%%

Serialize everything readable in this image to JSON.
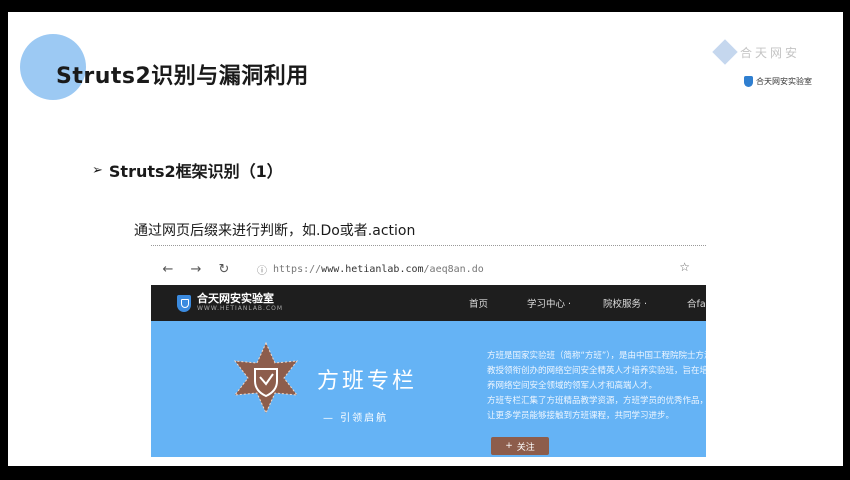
{
  "slide": {
    "title": "Struts2识别与漏洞利用",
    "bullet": "Struts2框架识别（1）",
    "description": "通过网页后缀来进行判断，如.Do或者.action"
  },
  "corner_logo": {
    "faded_text": "合天网安",
    "brand": "合天网安实验室"
  },
  "browser": {
    "back_icon": "←",
    "forward_icon": "→",
    "reload_icon": "↻",
    "secure_icon": "ⓘ",
    "url_prefix": "https://",
    "url_host": "www.hetianlab.com",
    "url_path": "/aeq8an.do",
    "star_icon": "☆"
  },
  "site": {
    "name": "合天网安实验室",
    "sub": "WWW.HETIANLAB.COM",
    "nav": [
      "首页",
      "学习中心 ·",
      "院校服务 ·",
      "合fans"
    ]
  },
  "banner": {
    "title": "方班专栏",
    "subtitle": "— 引领启航",
    "intro_lines": [
      "方班是国家实验班（简称“方班”），是由中国工程院院士方滨兴",
      "教授领衔创办的网络空间安全精英人才培养实验班，旨在培",
      "养网络空间安全领域的领军人才和高端人才。",
      "方班专栏汇集了方班精品教学资源，方班学员的优秀作品，",
      "让更多学员能够接触到方班课程，共同学习进步。"
    ],
    "follow_icon": "+",
    "follow_label": "关注"
  },
  "colors": {
    "accent_circle": "#9cc9f3",
    "banner_blue": "#65b3f5",
    "site_bar": "#1e1e1e",
    "badge_brown": "#8d5d4c"
  }
}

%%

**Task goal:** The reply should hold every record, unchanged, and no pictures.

**The answer:**
Serialize everything readable in this image to JSON.
{
  "slide": {
    "title": "Struts2识别与漏洞利用",
    "bullet": "Struts2框架识别（1）",
    "description": "通过网页后缀来进行判断，如.Do或者.action"
  },
  "corner_logo": {
    "faded_text": "合天网安",
    "brand": "合天网安实验室"
  },
  "browser": {
    "back_icon": "←",
    "forward_icon": "→",
    "reload_icon": "↻",
    "secure_icon": "ⓘ",
    "url_prefix": "https://",
    "url_host": "www.hetianlab.com",
    "url_path": "/aeq8an.do",
    "star_icon": "☆"
  },
  "site": {
    "name": "合天网安实验室",
    "sub": "WWW.HETIANLAB.COM",
    "nav": [
      "首页",
      "学习中心 ·",
      "院校服务 ·",
      "合fans"
    ]
  },
  "banner": {
    "title": "方班专栏",
    "subtitle": "— 引领启航",
    "intro_lines": [
      "方班是国家实验班（简称“方班”），是由中国工程院院士方滨兴",
      "教授领衔创办的网络空间安全精英人才培养实验班，旨在培",
      "养网络空间安全领域的领军人才和高端人才。",
      "方班专栏汇集了方班精品教学资源，方班学员的优秀作品，",
      "让更多学员能够接触到方班课程，共同学习进步。"
    ],
    "follow_icon": "+",
    "follow_label": "关注"
  },
  "colors": {
    "accent_circle": "#9cc9f3",
    "banner_blue": "#65b3f5",
    "site_bar": "#1e1e1e",
    "badge_brown": "#8d5d4c"
  }
}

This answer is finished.